Component data from apps and pages
*-*-*
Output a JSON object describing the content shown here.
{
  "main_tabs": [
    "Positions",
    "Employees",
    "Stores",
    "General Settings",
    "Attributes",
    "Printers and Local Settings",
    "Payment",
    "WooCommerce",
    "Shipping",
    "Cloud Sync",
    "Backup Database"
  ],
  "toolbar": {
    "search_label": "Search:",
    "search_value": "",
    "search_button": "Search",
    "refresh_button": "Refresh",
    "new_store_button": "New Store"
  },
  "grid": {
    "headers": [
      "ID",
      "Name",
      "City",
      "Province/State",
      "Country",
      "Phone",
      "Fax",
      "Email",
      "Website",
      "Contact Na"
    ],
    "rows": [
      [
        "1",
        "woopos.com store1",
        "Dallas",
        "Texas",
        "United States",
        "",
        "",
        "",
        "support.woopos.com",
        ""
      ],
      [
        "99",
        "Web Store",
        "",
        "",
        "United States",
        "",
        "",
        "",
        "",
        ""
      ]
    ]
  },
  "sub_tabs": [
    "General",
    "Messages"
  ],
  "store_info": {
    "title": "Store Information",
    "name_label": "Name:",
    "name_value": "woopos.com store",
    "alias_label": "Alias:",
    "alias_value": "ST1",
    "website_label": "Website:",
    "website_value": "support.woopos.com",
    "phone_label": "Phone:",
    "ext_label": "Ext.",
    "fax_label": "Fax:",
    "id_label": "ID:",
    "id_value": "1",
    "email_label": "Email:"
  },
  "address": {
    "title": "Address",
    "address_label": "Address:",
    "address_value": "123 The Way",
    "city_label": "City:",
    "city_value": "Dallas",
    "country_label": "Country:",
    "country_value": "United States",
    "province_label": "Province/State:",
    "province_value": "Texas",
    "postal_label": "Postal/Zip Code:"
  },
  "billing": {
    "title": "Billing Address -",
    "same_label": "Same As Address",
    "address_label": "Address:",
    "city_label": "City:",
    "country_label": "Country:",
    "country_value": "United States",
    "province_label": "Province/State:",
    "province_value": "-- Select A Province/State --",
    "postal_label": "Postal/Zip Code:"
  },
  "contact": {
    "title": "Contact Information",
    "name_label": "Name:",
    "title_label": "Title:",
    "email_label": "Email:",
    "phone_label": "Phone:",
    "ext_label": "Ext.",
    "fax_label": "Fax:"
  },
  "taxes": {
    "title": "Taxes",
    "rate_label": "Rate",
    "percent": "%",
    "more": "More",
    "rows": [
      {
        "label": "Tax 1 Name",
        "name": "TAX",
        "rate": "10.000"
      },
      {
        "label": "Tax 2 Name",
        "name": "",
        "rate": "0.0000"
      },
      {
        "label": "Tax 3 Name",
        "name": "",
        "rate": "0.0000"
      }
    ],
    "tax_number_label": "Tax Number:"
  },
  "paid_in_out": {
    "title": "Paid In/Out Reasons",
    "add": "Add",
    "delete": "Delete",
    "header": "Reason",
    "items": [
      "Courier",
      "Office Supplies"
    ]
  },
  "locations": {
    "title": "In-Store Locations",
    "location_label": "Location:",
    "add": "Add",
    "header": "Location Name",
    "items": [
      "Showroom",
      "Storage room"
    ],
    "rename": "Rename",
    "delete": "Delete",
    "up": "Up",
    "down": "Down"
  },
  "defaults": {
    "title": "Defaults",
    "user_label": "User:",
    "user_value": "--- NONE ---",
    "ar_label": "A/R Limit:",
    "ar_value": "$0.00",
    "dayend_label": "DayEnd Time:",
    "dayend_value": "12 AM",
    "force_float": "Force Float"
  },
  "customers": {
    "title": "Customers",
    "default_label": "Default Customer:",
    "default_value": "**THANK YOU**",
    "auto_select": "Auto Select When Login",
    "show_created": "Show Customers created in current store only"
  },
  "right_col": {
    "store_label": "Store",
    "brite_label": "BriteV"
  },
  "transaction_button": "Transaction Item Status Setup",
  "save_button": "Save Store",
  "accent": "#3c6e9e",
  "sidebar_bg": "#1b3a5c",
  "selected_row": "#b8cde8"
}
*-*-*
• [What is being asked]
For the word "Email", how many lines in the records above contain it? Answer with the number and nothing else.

• [Task output]
3